A Zombietime must-read: “The Five Best Arguments Against Sharia in the United States”


Outrage of the young in Europe – “youth protests (are really) … against a general situation in which the older generations have eaten the future of the younger ones.”

Indeed. Barring a major course change, this will be coming to America soon.


Speaking of which, this had better not be coming to America soon, but don’t bet against it:

European nations begin seizing private pensions
Hungary, Poland, and three other nations take over citizens’ pension money to make up government budget shortfalls.

I wonder what the “we should be just like Europe” crowd thinks of this?

If attempted here, mattresses will be bulging as they never have.


Zero Hedge-based non-cheerful passage of the day, courtesy of retail expert Howard Davidowitz (bolds are mine):

I am not surprised by the strength of retail sales, because I knew that 30% of consumers are responsible for retail sales, and these 30% did much better because of the performance of capital markets. I don’t think it is indicative of anything going forward.

I don’t think the economy is going to get any better. If you look at our fiscal and monetary policy, we went two trillion in the hole last year. Two trillion… to produce this… and unemployment went up to 9.8%! We’ve spent two trillion we’re printing money we’re going bananas. Our balance sheet, we’ve got $2.6 trillion on there, and what’s on there government securities, and MBS (mortgage-backed securities — Ed.).

If interest rates go up a point Bernanke’s bankrupt. Everything he’s bought is underwater. All the MBS are underwater, the whole country is underwater.

If there’s a credible counterargument, I’d like to hear it.

Positivity: Soldier’s death moves thousands

Filed under: Positivity,US & Allied Military — Tom @ 5:57 am

From Tooele County, Utah:

Dec 30, 2010

New father becomes Tooele County’s first casualty in Afghanistan war

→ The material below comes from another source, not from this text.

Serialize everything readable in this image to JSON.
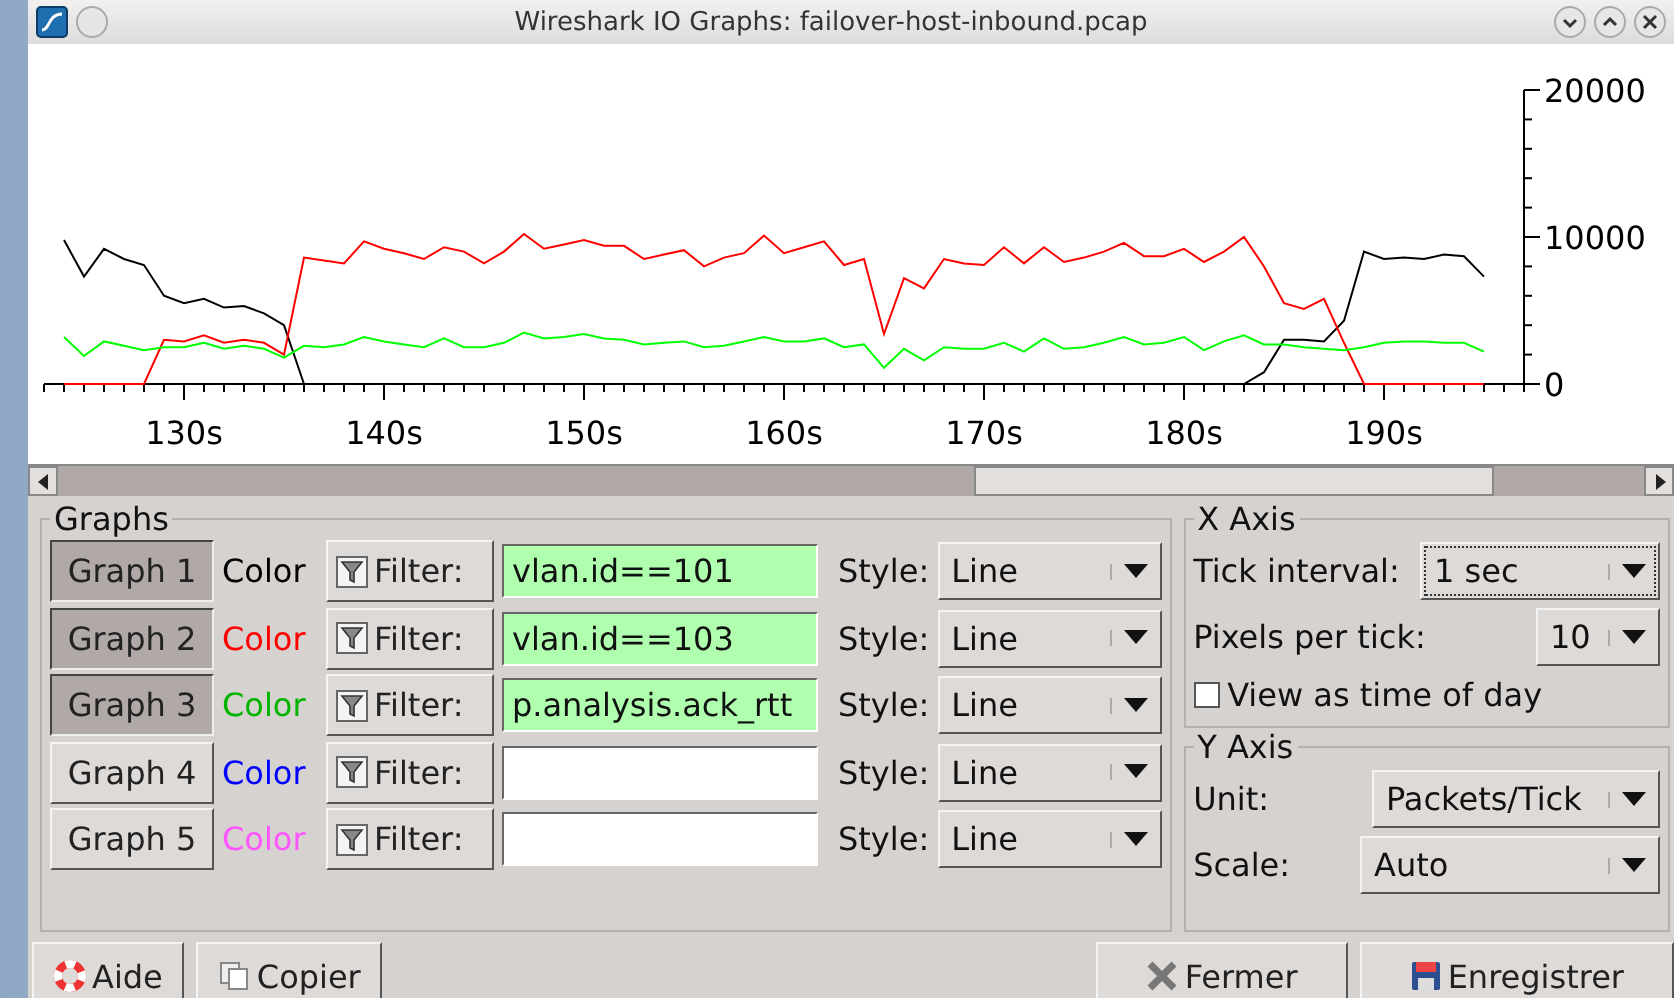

A little over a week after his first child was born, Pfc. Jordan Byrd kissed his young wife and son goodbye and went off to war. Less than a month later, on Oct. 13, the 19-year-old Army medic became the first soldier from Tooele County killed in action in Afghanistan when he was struck by enemy fire as he rushed to help a wounded fellow soldier.

Byrd died in the Paktika Province of Afghanistan, but his death echoed loudest in Tooele County, prompting an unprecedented surge of grief, patriotism and community solidarity.

A true citizen of the county, Byrd’s parents lived in Grantsville and he attended schools in Tooele before graduating from Dugway High School in 2009. He dreamed of becoming a doctor, and joined the Army to help fund that goal.

“He just loved helping people and he loved this country,” said Jodi Steinfeldt, Byrd’s aunt, following the news of Byrd’s death. “He was so positive about what he was doing.”

The same day the Army released the news of Byrd’s death, a former classmate, 21-year-old Marcus Medina, organized a small candlelight vigil for friends to gather and comfort one another. Although he planned for a crowd of only a few dozen, Medina said well over 100 people came to honor Byrd.

“I didn’t know everyone but I felt like I did because we were all connected through Jordan,” Medina said after the vigil. “And that was only a fraction [of those who knew Byrd] who came. It just shows how many lives he touched.”

When Byrd’s body was returned to his family on Oct. 19, much of SR-36 from Stansbury Park to downtown Tooele was lined with flags, and those flying on flagpoles were lowered to half-staff. People, many of whom had not heard of Jordan Byrd until the news of his death, stood in patriotic solemnity along Main Street in Tooele as a motorcade-led processional brought his body back home.

“It’s not much for what he’s done. It’s just a teeny bit of respect,” said Tooele resident Doug Kinsman, an Iraq War veteran who saluted the gray hearse carrying Byrd’s body as it passed. “When I came home from Iraq, the city put me on a fire truck and took me down Main Street. I wish that could have happened for this one.” …

Go here for the rest of the story.